In the government’s view, other statutory sentencing provisions and the legislative history of Section 924(c) bolster its arguments for limiting judicial sentencing discretion in this context. Broader sentencing provisions, the government explains, afford judges in other settings discretion to impose sentences concurrently or consecutively, but the very point of Section 924(c) was to “eliminate a sentencing court’s normal authority … to determine the total, aggregate length of imprisonment from multiple terms of imprisonment.” And the provision’s “drafting history demonstrates Congress’s intent to withdraw discretionary sentencing authority that might otherwise allow sentencing judges to eliminate Section 924(c)’s mandatory additional punishment.” Moreover, the government continues, interpreting Section 924(c) to require additional punishment does not violate Section 3661’s provisions about relevant sentencing considerations, nor is it undermined by the broader limit on sentencing discretion Congress subsequently adopted in the aggravated identify-theft provisions in Section 1028A. Summarizing its take on Dean’s arguments, the government asserts that the “only apparent function of petitioner’s reduced-to-one-day sentencing regime would be to avoid the congressionally imposed consecutive, additional, mandatory-minimum sentences in Section 924(c). That is reason enough to reject it.”
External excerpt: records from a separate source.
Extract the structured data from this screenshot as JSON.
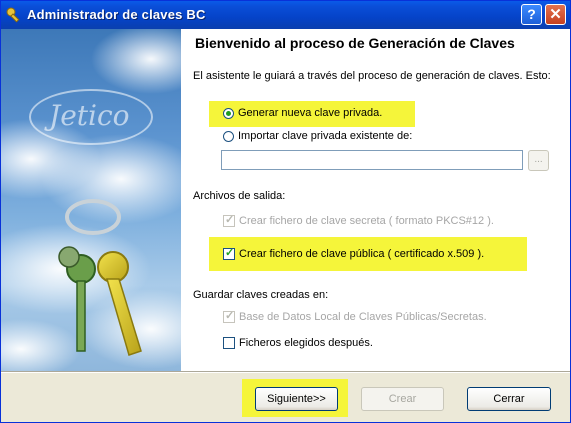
{
  "window": {
    "title": "Administrador de claves BC",
    "help_glyph": "?",
    "close_glyph": "✕",
    "icons": {
      "app": "key-app-icon",
      "help": "help-icon",
      "close": "close-icon"
    }
  },
  "brand": {
    "logo_text": "Jetico"
  },
  "wizard": {
    "heading": "Bienvenido al proceso de Generación de Claves",
    "intro": "El asistente le guiará a través del proceso de generación de claves. Esto:",
    "options": {
      "generate_label": "Generar nueva clave privada.",
      "generate_selected": true,
      "import_label": "Importar clave privada existente de:",
      "import_selected": false,
      "import_path_value": "",
      "browse_label": "..."
    },
    "output": {
      "label": "Archivos de salida:",
      "secret_label": "Crear fichero de clave secreta ( formato PKCS#12 ).",
      "secret_checked": true,
      "secret_enabled": false,
      "public_label": "Crear fichero de clave pública ( certificado x.509 ).",
      "public_checked": true
    },
    "save": {
      "label": "Guardar claves creadas en:",
      "local_db_label": "Base de Datos Local de Claves Públicas/Secretas.",
      "local_db_checked": true,
      "local_db_enabled": false,
      "files_later_label": "Ficheros elegidos después.",
      "files_later_checked": false
    }
  },
  "buttons": {
    "next": "Siguiente>>",
    "create": "Crear",
    "close": "Cerrar"
  },
  "colors": {
    "highlight": "#f5f53a",
    "titlebar": "#0a4ed8",
    "check": "#21a121"
  }
}
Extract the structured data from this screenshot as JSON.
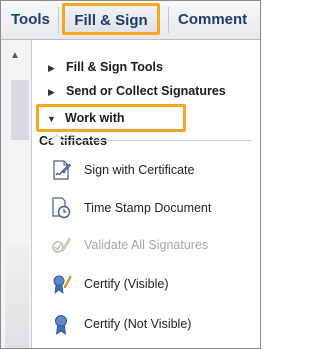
{
  "tabs": {
    "tools": "Tools",
    "fill_sign": "Fill & Sign",
    "comment": "Comment"
  },
  "sections": [
    {
      "label": "Fill & Sign Tools",
      "expanded": false
    },
    {
      "label": "Send or Collect Signatures",
      "expanded": false
    },
    {
      "label": "Work with Certificates",
      "expanded": true
    }
  ],
  "items": [
    {
      "label": "Sign with Certificate",
      "icon": "sign-certificate-icon",
      "enabled": true
    },
    {
      "label": "Time Stamp Document",
      "icon": "time-stamp-icon",
      "enabled": true
    },
    {
      "label": "Validate All Signatures",
      "icon": "validate-signatures-icon",
      "enabled": false
    },
    {
      "label": "Certify (Visible)",
      "icon": "certify-visible-icon",
      "enabled": true
    },
    {
      "label": "Certify (Not Visible)",
      "icon": "certify-not-visible-icon",
      "enabled": true
    }
  ],
  "colors": {
    "highlight": "#f5a623",
    "tab_text": "#1f3d6b",
    "disabled_text": "#a6a6a6"
  }
}
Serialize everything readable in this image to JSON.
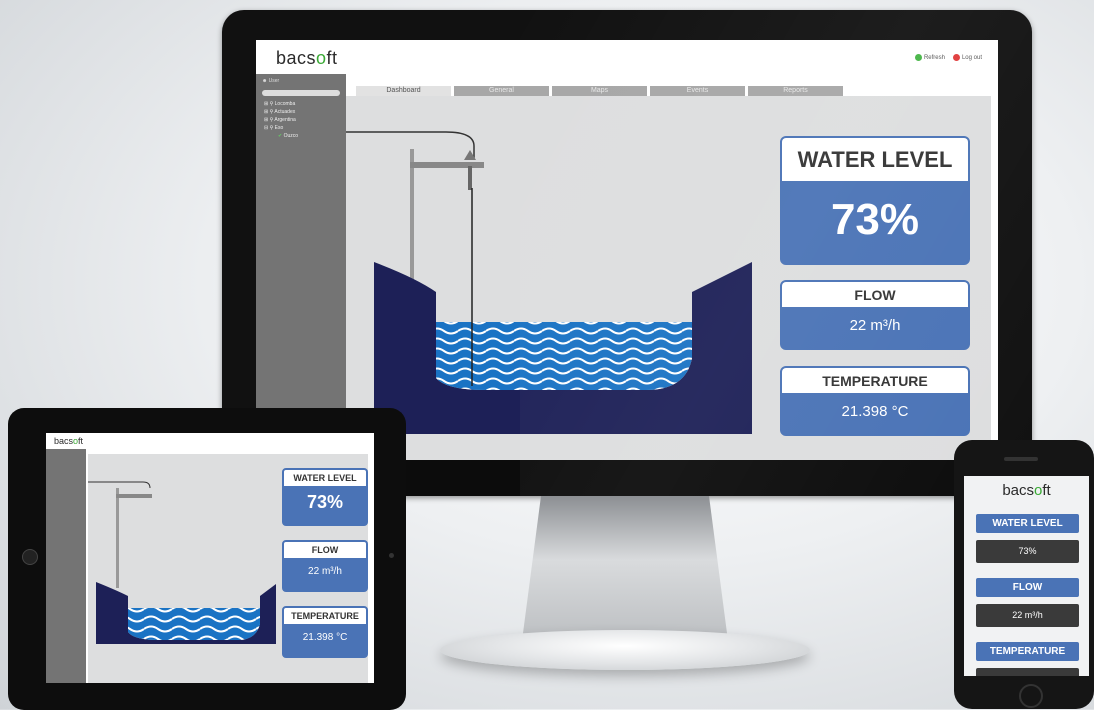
{
  "brand": {
    "logo_text": "bacs",
    "logo_o": "o",
    "logo_tail": "ft",
    "accent": "#4a73b6",
    "water": "#1a73c4",
    "tank": "#1d2057"
  },
  "header": {
    "refresh_label": "Refresh",
    "logout_label": "Log out"
  },
  "sidebar": {
    "user_label": "User",
    "tree": [
      "Locomba",
      "Actuadex",
      "Argentina",
      "Eso",
      "Ouzco"
    ]
  },
  "tabs": [
    "Dashboard",
    "General",
    "Maps",
    "Events",
    "Reports"
  ],
  "metrics": {
    "water_level": {
      "title": "WATER LEVEL",
      "value": "73%",
      "level_fraction": 0.73
    },
    "flow": {
      "title": "FLOW",
      "value": "22 m³/h"
    },
    "temperature": {
      "title": "TEMPERATURE",
      "value": "21.398 °C"
    }
  },
  "phone": {
    "water_level_value": "73%",
    "flow_value": "22 m³/h"
  },
  "icons": [
    "user-icon",
    "refresh-icon",
    "logout-icon",
    "map-pin-icon",
    "check-icon"
  ]
}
Ironically, each side’s formalist statutory arguments are in some sense strengthened by the disconcerting functional implications of its opponent’s positions. Dean reasonably rejects the idea that a court is required to “blind itself” completely at sentencing to a defendant’s significant mandatory consecutive sentence, and he rightly asserts that statutory language and sentencing history support his claim that federal judges should always have the authority to impose a final sentence that seems just and effective in light of all relevant sentencing circumstances. On the other hand, the government reasonably assails any effort to “negate the imposition of additional punishment for § 924(c) violations,” and it rightly asserts that the congressional goals of Section 924(c) could be undermined by allowing judges to impose a nominal punishment for any and all predicate crimes in the face of applicable mandatory consecutive sentences.
Though the Supreme Court has not always broken into traditional conservative and liberal blocs in federal sentencing cases, the more liberal justices will likely be drawn to Dean’s claims, while the more conservative justices will likely see matters the government’s way. An interesting added element of the case, though one not engaged by the briefs, is the fact that Dean was subject to the harsh stacking rules of Section 924(c), subjecting him to 30 years of mandatory imprisonment for two Section 924(c) convictions rather than just the five years that would be mandated by a single Section 924(c) conviction. The multi-decade mandatory added punishment for multiple Section 924(c) convictions arguably allays any concern that a nominal punishment for Dean’s other offenses would undermine Congress’ goal of requiring severe additional punishment for using a gun in furtherance of other crimes. In other words, conceptually and practically, the issue in this case feels quite different depending on how many Section 924(c) convictions a defendant is facing. But, of course, the justices have to resolve the issue legally, not conceptually and practically.